Special Rapporteur Agnes Callamard said on Thursday her three-member team had access to part of “chilling and gruesome audio material” of the murder obtained by Turkish intelligence agencies.
A UN statement issued regarding the investigation said that the monarchial regime ‘seriously undermined’ Turkey’s efforts to investigate Khashoggi’s killing at its Istanbul consulate.
“Woefully inadequate time and access was granted to Turkish investigators to conduct a professional and effective crime-scene examination and search required by international standards for investigation,” Callamard said.
She said that she requested access to Saudi Arabia, following a week-long mission with her team of three experts to Turkey.
She stated that she had ‘major concerns’ about the fairness of proceedings for 11 people currently facing trial in the kingdom over Khashoggi’s killing. She is expected to present a final report to the UN Human Rights Council in June.
On Wednesday, the Wall Street Journal reported that Riyadh was trying to contest an element of a CIA assessment that concluded MBS likely ordered the killing.

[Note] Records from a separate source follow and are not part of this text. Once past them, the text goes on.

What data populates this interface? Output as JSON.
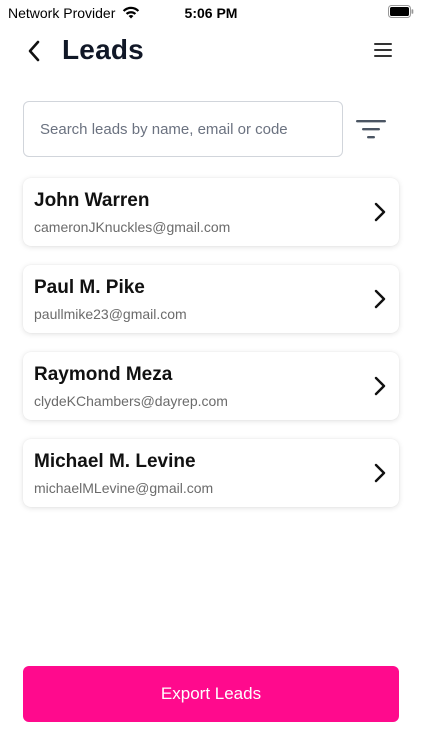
{
  "status_bar": {
    "carrier": "Network Provider",
    "time": "5:06 PM",
    "wifi_icon": "wifi-icon",
    "battery_icon": "battery-icon"
  },
  "header": {
    "title": "Leads",
    "back_icon": "chevron-left-icon",
    "menu_icon": "hamburger-menu-icon"
  },
  "search": {
    "placeholder": "Search leads by name, email or code",
    "value": "",
    "filter_icon": "filter-icon"
  },
  "leads": [
    {
      "name": "John Warren",
      "email": "cameronJKnuckles@gmail.com"
    },
    {
      "name": "Paul M. Pike",
      "email": "paullmike23@gmail.com"
    },
    {
      "name": "Raymond Meza",
      "email": "clydeKChambers@dayrep.com"
    },
    {
      "name": "Michael M. Levine",
      "email": "michaelMLevine@gmail.com"
    }
  ],
  "footer": {
    "export_label": "Export Leads"
  },
  "colors": {
    "accent": "#ff0a8d",
    "title": "#111827",
    "secondary_text": "#6b6b6b"
  }
}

A confidential report prepared by Kroll, a large private security firm, for the Saudi public prosecutor found that none of the WhatsApp messages exchanged between Prince Mohammed and his top aide, Saud al-Qahtani, on the day of the murder concerned Khashoggi, the WSJ quoted the draft document as saying.
“The existence of those messages between the Saudi prince and Mr Qahtani – who oversaw the team that killed Mr Khashoggi in the Saudi Consulate in Istanbul, according to people familiar with his work – was one piece of evidence cited in the highly classified CIA assessment,” the WSJ reported.
Moreover, the New York Times, citing current and former American and foreign officials with direct knowledge of intelligence reports, reported on Thursday that a year before killing, Saudi Crown Prince Mohammad Bin Salman and told a top aide in conversation that if Khashoggi did not return to the kingdom and end his criticism of the Saudi government, he would use ‘a bullet’ on him.
The conversation appears to have been recently transcribed and analyzed as part of an effort by intelligence agencies to find proof of who was responsible for Mr. Khashoggi’s death. The National Security Agency and other American spy agencies are now sifting through years of the crown prince’s voice and text communications that the N.S.A. routinely intercepted and stored, much as the agency has long done for other top foreign officials, including close allies of the United States, the report stated.
(With inputs from Al-Jazeera)